### Task brief
Which lines in the records below contain the word "skin"? Copy each of them.

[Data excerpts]

= = = = = = =

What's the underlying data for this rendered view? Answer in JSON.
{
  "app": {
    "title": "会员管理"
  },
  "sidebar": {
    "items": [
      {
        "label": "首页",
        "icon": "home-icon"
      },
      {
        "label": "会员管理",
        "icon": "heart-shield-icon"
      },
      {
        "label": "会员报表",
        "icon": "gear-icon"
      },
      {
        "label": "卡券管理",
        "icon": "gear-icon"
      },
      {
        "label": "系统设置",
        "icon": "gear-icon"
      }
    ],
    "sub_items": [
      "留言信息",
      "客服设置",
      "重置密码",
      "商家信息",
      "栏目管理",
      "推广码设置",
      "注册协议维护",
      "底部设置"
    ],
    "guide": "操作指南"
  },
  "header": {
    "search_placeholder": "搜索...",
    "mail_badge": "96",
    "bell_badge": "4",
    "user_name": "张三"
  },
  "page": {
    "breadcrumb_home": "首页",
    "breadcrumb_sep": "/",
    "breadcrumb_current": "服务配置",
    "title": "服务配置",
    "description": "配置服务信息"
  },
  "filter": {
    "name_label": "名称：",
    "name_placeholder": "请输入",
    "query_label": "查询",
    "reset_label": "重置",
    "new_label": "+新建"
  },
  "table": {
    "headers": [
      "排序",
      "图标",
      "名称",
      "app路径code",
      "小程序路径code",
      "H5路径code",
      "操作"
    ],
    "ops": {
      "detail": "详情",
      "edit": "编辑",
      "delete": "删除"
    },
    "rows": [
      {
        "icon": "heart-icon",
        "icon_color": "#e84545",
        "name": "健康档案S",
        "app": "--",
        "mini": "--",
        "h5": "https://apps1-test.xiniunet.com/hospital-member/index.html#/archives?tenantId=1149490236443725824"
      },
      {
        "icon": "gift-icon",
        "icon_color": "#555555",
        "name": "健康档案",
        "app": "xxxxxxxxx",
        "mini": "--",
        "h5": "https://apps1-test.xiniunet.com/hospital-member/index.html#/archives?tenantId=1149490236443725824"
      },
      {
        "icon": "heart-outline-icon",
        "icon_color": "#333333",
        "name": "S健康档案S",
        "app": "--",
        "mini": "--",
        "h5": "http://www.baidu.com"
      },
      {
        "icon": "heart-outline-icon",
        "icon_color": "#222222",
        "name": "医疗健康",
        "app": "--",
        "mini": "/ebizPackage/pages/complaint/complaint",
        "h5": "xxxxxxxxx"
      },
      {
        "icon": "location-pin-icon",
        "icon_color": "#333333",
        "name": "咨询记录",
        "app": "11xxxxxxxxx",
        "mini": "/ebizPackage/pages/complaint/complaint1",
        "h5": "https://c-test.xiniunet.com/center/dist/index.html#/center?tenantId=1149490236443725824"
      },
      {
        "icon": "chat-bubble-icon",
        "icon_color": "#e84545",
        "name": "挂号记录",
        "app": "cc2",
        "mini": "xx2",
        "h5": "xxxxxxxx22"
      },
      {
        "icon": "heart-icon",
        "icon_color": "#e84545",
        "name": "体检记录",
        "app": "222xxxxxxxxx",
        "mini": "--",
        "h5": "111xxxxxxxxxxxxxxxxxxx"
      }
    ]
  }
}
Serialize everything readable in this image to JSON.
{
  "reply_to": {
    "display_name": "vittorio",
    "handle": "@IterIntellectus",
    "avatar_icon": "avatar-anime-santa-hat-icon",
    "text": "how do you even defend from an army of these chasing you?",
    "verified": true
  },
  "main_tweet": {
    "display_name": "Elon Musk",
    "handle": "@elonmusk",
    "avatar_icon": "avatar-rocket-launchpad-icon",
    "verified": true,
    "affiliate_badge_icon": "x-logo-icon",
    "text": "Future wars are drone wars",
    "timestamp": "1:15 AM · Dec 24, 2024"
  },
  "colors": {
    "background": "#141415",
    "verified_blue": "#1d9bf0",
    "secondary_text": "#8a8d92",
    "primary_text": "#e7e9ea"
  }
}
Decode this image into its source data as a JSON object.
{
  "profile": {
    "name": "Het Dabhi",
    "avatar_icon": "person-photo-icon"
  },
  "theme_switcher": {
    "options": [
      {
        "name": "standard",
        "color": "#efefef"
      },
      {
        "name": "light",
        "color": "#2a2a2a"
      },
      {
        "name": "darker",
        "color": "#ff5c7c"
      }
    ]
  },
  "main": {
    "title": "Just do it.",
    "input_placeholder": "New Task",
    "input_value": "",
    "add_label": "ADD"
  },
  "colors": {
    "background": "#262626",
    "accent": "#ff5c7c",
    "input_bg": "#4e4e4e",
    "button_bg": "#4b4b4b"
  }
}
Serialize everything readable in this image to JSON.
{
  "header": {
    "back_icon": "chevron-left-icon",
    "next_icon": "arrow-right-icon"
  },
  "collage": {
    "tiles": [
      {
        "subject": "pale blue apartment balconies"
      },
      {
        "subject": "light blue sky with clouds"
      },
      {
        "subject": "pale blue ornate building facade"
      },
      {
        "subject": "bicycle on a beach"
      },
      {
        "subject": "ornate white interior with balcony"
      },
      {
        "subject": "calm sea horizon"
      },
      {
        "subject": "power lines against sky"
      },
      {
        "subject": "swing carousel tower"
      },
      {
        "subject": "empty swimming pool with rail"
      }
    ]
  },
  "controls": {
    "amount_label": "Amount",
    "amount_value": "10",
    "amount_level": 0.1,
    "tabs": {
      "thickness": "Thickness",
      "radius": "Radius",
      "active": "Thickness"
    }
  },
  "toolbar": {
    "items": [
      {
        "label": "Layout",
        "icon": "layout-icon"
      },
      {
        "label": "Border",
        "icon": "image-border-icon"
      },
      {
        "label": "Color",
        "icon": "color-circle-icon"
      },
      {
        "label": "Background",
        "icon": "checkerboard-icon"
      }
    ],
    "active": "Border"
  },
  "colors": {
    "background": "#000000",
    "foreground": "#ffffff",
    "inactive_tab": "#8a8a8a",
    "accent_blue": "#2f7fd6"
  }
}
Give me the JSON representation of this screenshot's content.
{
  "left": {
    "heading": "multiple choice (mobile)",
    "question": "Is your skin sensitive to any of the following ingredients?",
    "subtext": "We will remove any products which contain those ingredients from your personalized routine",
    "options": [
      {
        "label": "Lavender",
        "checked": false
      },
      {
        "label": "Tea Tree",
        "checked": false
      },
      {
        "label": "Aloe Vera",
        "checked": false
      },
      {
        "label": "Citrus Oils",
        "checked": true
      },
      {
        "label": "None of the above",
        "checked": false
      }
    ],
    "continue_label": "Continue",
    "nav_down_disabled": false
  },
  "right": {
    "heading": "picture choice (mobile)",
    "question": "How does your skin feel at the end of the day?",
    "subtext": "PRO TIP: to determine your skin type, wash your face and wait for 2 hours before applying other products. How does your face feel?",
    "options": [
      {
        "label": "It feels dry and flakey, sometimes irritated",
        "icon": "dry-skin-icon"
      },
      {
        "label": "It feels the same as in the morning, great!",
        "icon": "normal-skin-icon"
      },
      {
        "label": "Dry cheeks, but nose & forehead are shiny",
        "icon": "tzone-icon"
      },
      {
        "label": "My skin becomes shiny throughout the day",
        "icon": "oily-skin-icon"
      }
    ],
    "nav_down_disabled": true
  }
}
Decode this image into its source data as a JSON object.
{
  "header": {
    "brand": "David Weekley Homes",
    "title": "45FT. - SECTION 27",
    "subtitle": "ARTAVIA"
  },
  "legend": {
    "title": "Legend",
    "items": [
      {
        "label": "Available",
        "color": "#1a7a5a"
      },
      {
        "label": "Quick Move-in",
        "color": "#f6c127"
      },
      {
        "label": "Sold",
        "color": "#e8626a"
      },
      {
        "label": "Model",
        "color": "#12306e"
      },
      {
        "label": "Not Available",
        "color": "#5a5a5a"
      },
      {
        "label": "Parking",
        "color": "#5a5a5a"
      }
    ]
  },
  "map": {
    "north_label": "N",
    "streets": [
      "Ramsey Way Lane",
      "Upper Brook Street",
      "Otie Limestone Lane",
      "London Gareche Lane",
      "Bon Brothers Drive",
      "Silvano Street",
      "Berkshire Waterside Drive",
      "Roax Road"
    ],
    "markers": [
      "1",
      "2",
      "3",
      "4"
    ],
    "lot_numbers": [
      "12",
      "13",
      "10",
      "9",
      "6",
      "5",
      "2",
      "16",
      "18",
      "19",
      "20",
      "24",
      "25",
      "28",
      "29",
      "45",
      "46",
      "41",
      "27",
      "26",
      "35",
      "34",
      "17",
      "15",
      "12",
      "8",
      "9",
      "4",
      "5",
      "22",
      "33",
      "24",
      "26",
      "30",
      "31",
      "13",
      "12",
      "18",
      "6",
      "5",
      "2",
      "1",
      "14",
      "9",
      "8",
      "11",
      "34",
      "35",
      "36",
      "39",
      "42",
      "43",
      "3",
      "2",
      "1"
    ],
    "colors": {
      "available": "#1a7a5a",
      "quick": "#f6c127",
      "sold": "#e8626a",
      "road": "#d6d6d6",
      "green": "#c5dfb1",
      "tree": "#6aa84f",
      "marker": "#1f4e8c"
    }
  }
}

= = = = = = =

### Exercise solution
    "question": "Is your skin sensitive to any of the following ingredients?",
    "question": "How does your skin feel at the end of the day?",
    "subtext": "PRO TIP: to determine your skin type, wash your face and wait for 2 hours before applying other products. How does your face feel?",
        "icon": "dry-skin-icon"
        "icon": "normal-skin-icon"
        "label": "My skin becomes shiny throughout the day",
        "icon": "oily-skin-icon"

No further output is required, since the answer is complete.